The Uttar Pradesh Law Commission on Saturday made available to the public its draft population control bill and sought suggestions from the public regarding the same. The Uttar Pradesh Population (Control, Stabilization and Welfare) Bill, 2021 envisions benefits for those with two children and more for those with only one with disincentives attached for those who act in contravention of the proposed bill.
While the proposed Bill was, no doubt, implemented with good intention, there are multiple fundamental flaws with the bill. One of the most fundamental flaws is that it does not establish the fundamental necessity of the Bill.
According to data available, population growth rate in Uttar Pradesh is already on the decline and the Total Fertility Rate (TFR), that is, the number of children per woman, was 2.7 in 2015-16, a sharp fall from 3.8 in 2005-06. Thus, the population growth rate is already declining without government intervention. Furthermore, in large parts of India, the TFR is less than 2.1 already, that is, the replacement level TFR at which population remains stable and does not decline or grow.
Thus, there does not appear to be any justification for the implementation of the Bill for the purposes intended.

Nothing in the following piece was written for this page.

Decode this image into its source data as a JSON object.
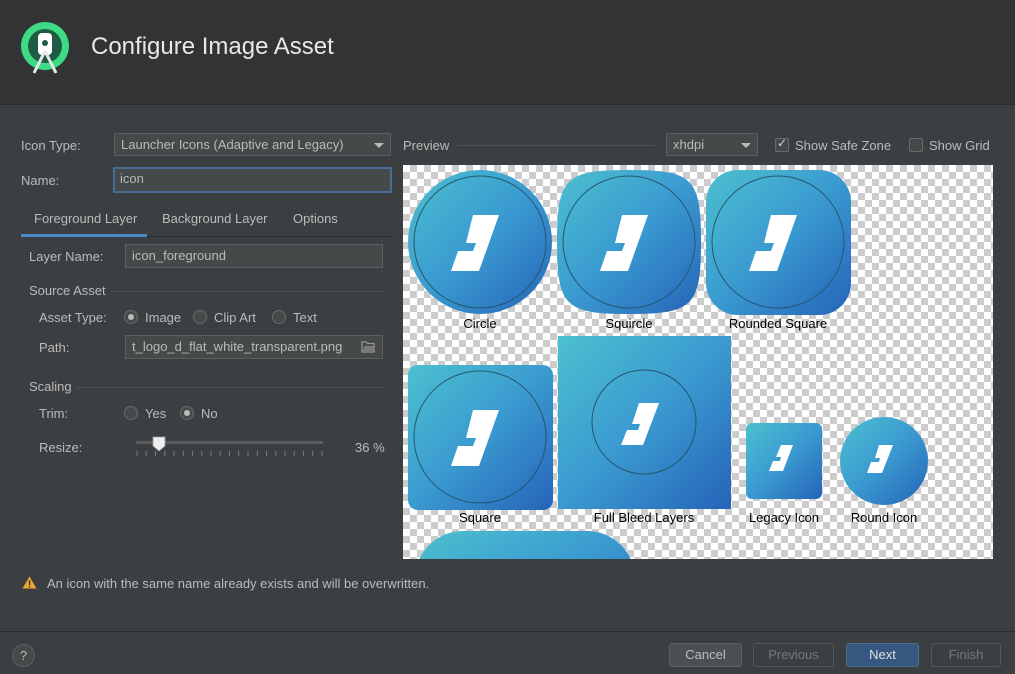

All of this aside, there are multiple provisions in the draft Bill that forces us to question the wisdom of it.
The problematic provisions of the UP population control bill draft
One of the most fundamental problems with the draft is that it sacrifices merit at the altar of population control. If the bill is implemented as law, then admissions to premier educational institutions and promotions will be based on the number of children one has.

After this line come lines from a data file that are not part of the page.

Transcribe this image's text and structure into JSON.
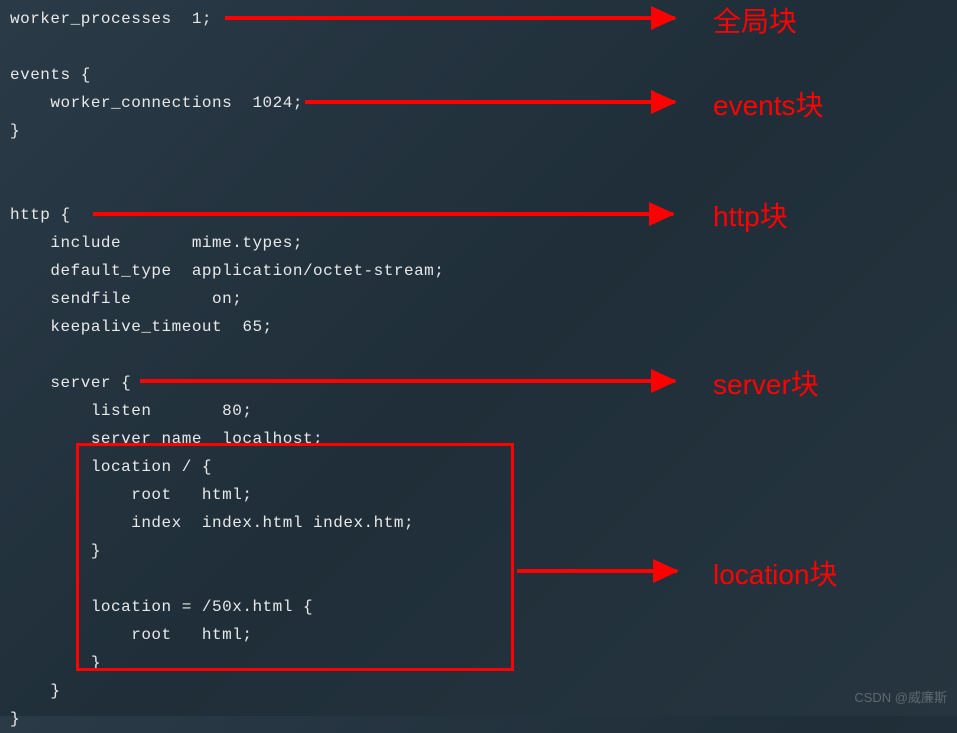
{
  "code": {
    "line1": "worker_processes  1;",
    "line2": "",
    "line3": "events {",
    "line4": "    worker_connections  1024;",
    "line5": "}",
    "line6": "",
    "line7": "",
    "line8": "http {",
    "line9": "    include       mime.types;",
    "line10": "    default_type  application/octet-stream;",
    "line11": "    sendfile        on;",
    "line12": "    keepalive_timeout  65;",
    "line13": "",
    "line14": "    server {",
    "line15": "        listen       80;",
    "line16": "        server_name  localhost;",
    "line17": "        location / {",
    "line18": "            root   html;",
    "line19": "            index  index.html index.htm;",
    "line20": "        }",
    "line21": "",
    "line22": "        location = /50x.html {",
    "line23": "            root   html;",
    "line24": "        }",
    "line25": "    }",
    "line26": "}"
  },
  "labels": {
    "global": "全局块",
    "events": "events块",
    "http": "http块",
    "server": "server块",
    "location": "location块"
  },
  "watermark": "CSDN @威廉斯"
}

The draft promises preference for single child in all admission in all educational institutions including AIIMS and IIM. Admission to institutions should be based on merit. There is no valid justification as to why a single child should be preferred over others for admission to educational institutions. It just does not make any sense at all.
The draft also envisions a preference for single child for appointment to government jobs. Again, running a government is not an easy job. And consequent appointment should be based on merit and ability. It is unclear how a preference for a single child figures into all of this.
The draft also bans people with more than two children from applying for government jobs and bans promotions for the same. All of this combined only confirms the death of merit.
Where is the money going to come from?
The draft also proposes multiple sops for those with two children and even more for those with one child and a lot of these are not limited to public servants but encompass the whole population. Furthermore, the UP Government is yet to provide the estimated cost of the said sops.
The draft proposes free education till graduation for the single child, free healthcare and insurance till the age of 20 years, and scholarship for higher studies till the age of 20. This is in addition to benefits provided for those with a maximum of two children.
The benefits for those abiding by the two-child norm include housing loan at nominal rates of interest, rebates on charges for utilities such as water and electricity among other things. The most contentious, however, is 12 months maternity or paternity leave with full pay and allowances. And these are benefits available for not just public servants but the general population as well.
It is not clear how this is going to work for those who work in the private sector. Who will pay the salary, the government or the company? And if it is the private company that has to pay for the maternity or paternity leave, then the cost of labour is going to increase exponentially in the state and the business environment is going to suffer as a consequence.
After all, why should the company hire someone they have to pay 12 months salary for no work at all? If the government says that they will bear the cost of salary and allowances, it is hard to see where the money is going to come from.
These are benefits that are available to all citizens, not just public servants. For public servants alone, increments are promised as well as subsidies for the purchase of plots for houses and “three per cent increase in the employer‘s contribution Fund under national pension scheme.”
Again, the estimated cost of all these sops has not been provided and it is not clear at all where the money is going to come from.
The permanence of the law
India is a democracy and all laws can be changed when a new government comes to power. Therefore, no law is permanent per se and subject to change via elections. The same goes for the proposed bill should it ever become law.
Consider this for a moment. A couple that would have otherwise had more than two children decides to limit themselves to two children due to the draft which may become a law. After 10 years, however, the law is repealed by a different government that comes to power and consequently, most of the benefits as well. What happens then? Perhaps, there is no cause for serious complaints here but it is a consideration that must be taken into account as well.
Moreover, democracy is dependent on the votes that are earned. What happens if a section of the population continues to violate the law and when they have reached a sufficient advantage in terms of numbers to win elections, they elect people who would then repeal the law?
All of these factors have to be taken under consideration while accepting the draft but such answers, thus far, have not been provided.